Bobby Taylor brings Owen Musser, the inspector to the stage. This “good ole boy” has no patience with The Foreigner or anything else that will get in the way of his plan to make big money. Eager to have the place condemned, he loudly proclaims it no longer fit for habitation. Taylor seems the incarnation of evil as he torments Charlie.
It is not often we see Britt Hancock as a villain. He becomes the smooth and devious Rev. David Marshall Lee who cannot be trusted. His goal is to be in control of the fortune his “beloved” Catherine Simms is set to inherit. Lauren Marshall brings us Catherine, a combination of innocence and toughness. She is not ready to be a preacher's wife and a mother. She wants to trust her fiancé but she is troubled. She has no one in whom she can confide. That is, until she meets Charlie. Charlie, assumed to be unable to understand English, has been privy to all the conversations flowing around him. As a skilled listener, he understands. After all, no one has been careful what they say in the presence of The Foreigner. “He cannot understand a word we say,” they agree. As always, Ross, in the role of Charlie, brings the epitome of amazing facial expressions and physical gyrations.
Daniel Black has the outstanding ability to play a full range of characters, from the father of the family in Smoke on the Mountain to Ellerd Simms. This younger brother of Catherine is destined to be left out of the family inheritance due to his intellectual challenges. Black plays Ellerd as not understanding the good Reverend's efforts to prove him just plain stupid. Black is hilarious as he takes on the task of teaching English to Charlie. Ross and Black have worked together at the Playhouse since 1996. This production gives them one of their best opportunities to play off one another to the delight of the audience.
Black plays Ellerd as fascinated by The Foreigner. Whether each one is balancing a glass on his head, or The Foreigner learning the names of household objects or items brought in from outside by the dedicated Ellerd, this teacher-student pair brings peals of laughter from the audience. Black/Ellerd sits at the feet of Charlie/Ross with hilarious dedication to every unintelligible word spoken.
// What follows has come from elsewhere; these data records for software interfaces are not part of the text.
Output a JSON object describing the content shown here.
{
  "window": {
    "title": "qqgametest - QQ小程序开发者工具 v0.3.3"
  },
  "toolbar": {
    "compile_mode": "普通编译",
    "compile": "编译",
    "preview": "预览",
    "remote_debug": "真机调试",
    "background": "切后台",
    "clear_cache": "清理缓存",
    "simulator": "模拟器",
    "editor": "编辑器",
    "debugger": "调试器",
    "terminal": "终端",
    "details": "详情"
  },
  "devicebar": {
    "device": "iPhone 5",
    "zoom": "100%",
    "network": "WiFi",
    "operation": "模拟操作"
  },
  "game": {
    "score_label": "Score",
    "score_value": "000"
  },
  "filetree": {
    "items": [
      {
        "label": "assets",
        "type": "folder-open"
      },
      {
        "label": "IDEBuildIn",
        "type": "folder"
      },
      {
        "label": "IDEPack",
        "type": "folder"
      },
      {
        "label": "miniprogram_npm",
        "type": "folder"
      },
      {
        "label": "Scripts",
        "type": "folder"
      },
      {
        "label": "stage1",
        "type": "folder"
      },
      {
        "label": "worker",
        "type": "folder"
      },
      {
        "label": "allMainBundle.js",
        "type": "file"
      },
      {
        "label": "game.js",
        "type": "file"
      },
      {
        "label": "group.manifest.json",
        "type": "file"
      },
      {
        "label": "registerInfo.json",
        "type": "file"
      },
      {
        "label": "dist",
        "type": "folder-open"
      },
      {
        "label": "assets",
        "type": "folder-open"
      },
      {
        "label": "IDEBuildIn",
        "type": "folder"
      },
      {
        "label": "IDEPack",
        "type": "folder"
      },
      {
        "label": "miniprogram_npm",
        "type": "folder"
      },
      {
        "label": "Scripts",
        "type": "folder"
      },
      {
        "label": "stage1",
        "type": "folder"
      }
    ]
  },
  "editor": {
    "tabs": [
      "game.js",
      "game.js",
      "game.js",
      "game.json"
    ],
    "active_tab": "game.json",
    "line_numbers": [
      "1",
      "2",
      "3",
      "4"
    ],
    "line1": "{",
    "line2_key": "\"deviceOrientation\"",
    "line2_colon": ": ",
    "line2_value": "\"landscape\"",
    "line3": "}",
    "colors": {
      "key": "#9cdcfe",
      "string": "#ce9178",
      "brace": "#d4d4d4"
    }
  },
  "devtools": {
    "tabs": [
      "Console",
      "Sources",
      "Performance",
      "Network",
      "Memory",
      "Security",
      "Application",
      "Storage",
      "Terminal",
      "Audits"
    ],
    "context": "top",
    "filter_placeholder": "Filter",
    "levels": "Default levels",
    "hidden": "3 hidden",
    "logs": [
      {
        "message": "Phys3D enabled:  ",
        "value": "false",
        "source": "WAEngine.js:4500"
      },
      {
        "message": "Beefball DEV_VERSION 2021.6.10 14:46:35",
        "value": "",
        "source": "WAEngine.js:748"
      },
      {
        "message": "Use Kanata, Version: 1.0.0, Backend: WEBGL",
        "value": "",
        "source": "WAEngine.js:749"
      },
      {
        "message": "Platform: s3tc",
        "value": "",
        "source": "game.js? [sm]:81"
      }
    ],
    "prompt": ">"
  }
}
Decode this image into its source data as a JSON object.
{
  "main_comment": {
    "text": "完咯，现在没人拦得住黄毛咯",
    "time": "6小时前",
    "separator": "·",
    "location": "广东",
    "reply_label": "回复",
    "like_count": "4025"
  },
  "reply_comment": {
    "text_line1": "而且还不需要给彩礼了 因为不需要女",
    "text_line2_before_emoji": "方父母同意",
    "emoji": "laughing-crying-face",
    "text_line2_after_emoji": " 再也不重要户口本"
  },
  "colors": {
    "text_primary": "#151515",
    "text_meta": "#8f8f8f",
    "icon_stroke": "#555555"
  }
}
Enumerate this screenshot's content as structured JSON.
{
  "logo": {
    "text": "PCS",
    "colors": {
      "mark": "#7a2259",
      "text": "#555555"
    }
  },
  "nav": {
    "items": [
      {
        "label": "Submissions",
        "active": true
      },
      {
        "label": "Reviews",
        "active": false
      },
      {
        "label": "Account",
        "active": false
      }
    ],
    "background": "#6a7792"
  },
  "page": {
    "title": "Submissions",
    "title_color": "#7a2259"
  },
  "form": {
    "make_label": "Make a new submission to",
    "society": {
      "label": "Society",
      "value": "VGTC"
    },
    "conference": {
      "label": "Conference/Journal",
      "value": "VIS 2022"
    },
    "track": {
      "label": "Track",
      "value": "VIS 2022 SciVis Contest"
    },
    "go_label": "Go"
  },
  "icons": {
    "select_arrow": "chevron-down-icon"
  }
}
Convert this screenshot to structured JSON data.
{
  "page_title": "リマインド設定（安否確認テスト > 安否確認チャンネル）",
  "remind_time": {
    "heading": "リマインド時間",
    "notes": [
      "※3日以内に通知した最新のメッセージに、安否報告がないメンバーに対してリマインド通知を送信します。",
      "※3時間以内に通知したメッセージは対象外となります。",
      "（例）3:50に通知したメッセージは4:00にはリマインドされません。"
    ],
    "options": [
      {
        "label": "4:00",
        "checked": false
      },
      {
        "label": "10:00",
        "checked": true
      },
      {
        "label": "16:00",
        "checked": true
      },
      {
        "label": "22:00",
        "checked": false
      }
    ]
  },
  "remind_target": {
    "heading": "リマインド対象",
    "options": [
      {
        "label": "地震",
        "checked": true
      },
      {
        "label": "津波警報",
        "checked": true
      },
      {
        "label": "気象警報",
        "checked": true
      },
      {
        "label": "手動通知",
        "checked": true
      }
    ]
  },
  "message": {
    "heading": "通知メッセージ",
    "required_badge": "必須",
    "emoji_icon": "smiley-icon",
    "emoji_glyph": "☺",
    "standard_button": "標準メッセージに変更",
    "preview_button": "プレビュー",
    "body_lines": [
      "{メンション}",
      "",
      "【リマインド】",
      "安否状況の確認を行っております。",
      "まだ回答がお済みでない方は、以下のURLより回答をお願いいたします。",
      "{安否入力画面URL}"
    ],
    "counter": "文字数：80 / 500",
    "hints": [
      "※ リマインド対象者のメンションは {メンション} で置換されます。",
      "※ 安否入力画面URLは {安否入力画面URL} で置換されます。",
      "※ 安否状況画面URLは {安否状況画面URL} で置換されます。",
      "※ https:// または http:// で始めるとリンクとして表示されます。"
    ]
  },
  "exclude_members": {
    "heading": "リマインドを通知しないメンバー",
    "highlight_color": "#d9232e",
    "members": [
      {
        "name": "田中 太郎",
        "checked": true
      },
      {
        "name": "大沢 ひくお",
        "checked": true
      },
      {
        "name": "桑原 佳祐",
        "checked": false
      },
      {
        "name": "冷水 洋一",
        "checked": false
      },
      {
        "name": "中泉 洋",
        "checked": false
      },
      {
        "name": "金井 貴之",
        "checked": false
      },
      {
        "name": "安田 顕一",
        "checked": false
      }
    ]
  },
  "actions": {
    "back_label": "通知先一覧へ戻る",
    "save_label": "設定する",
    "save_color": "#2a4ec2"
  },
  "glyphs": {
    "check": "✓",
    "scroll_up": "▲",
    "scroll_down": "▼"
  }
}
Yes, the Playhouse has done this show before. The opportunity for an evening of laughter that awaits you should not be missed. Rated G, the child in all of us will enjoy it. The Foreigner runs through April 25 on the mainstage. Do call 484-5000 for your tickets. You will be glad you did.